These home run numbers put up by all of the sluggers chasing 500 in 2007 become even more impressive when factoring in how they reached this goal the right way. In this day and age of accusation and innuendo regarding performance enhancers, Thomas and Thome have followed the path of hard work to success.
"You just kind of went out and tried to survive, and come back the next year and do the same thing," said Thome, playing in his 17th Major League season. "That's what is kind of neat about the accomplishment Frank got. Over the period, to do that, you have to play a long time."
"Think of how many people have played the game and how hard it is to hit a home run. It's an impressive feat, especially since there have never been any rumors or controversy around the guy," said White Sox pitcher Jon Garland of Thomas, who homered twice off the White Sox right-hander upon his return to Chicago last season. "He consistently put up good numbers."
Garland left a congratulatory message on Thursday on Thomas' cellphone voicemail. Mark Buehrle, involved in his own piece of personal history regarding a possible new multi-year deal, took time out to give a pat on the back to his former teammate.
"I liked the guy when he was here," said Buehrle, whom Thomas took deep during the first game of a four-game set one month ago in Toronto. "Obviously, getting to 500 home runs is a great feat. I might text him right now and tell him that it took him long enough."
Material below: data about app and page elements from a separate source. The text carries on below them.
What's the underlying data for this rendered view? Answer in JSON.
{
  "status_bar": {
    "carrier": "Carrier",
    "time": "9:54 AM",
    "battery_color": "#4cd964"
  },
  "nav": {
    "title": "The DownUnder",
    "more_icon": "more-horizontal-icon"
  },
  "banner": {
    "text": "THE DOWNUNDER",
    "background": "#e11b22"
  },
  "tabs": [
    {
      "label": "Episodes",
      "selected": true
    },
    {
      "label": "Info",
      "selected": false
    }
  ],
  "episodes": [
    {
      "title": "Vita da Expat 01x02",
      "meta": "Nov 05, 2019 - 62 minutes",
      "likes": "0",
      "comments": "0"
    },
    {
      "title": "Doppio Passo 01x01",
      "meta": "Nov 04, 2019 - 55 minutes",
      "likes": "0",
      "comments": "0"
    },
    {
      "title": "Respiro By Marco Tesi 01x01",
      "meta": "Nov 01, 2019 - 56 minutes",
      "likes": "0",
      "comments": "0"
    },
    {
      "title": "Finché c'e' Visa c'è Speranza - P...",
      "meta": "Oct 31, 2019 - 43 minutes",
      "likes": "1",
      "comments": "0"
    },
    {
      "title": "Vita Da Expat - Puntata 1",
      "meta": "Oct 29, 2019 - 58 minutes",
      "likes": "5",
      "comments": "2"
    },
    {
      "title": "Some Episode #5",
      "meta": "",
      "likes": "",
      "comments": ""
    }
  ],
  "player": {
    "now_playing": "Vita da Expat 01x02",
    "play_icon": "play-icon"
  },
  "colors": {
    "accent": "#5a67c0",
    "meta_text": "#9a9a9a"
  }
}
With the severity of the ankle injuries Thomas dealt with during the team's championship season, some believed he might never play again, let alone be highly productive. Thomas always saw himself playing until at least he turned 40, while also wanting to reach 600 home runs.
In order to reach goal No. 2, the 39-year-old Thomas might need three or four years. But even if his home run total finished somewhere in the 500s, Thomas' body of work should be get enough to add Hall of Famer to his resume five years after he retires.
"A lot of hard work, a lot of time in the cage, a lot of ups and downs, a lot of just in general, not just when you succeed, but there are a lot of times you fail," said Thome of what 500 home runs means. "That's the even keel you have to keep. Just as easy as you can go bad, you can go the other way tomorrow. That's how you have to approach it."
"To do it [hit 500 home runs], the way he did it, and the other 20 guys throughout their careers, guys like Jim Thome, it's impressive," added Garland, who has one career home run. "Hitting the baseball is one of the toughest things to do."
Scott Merkin is a reporter for MLB.com. This story was not subject to the approval of Major League Baseball or its clubs.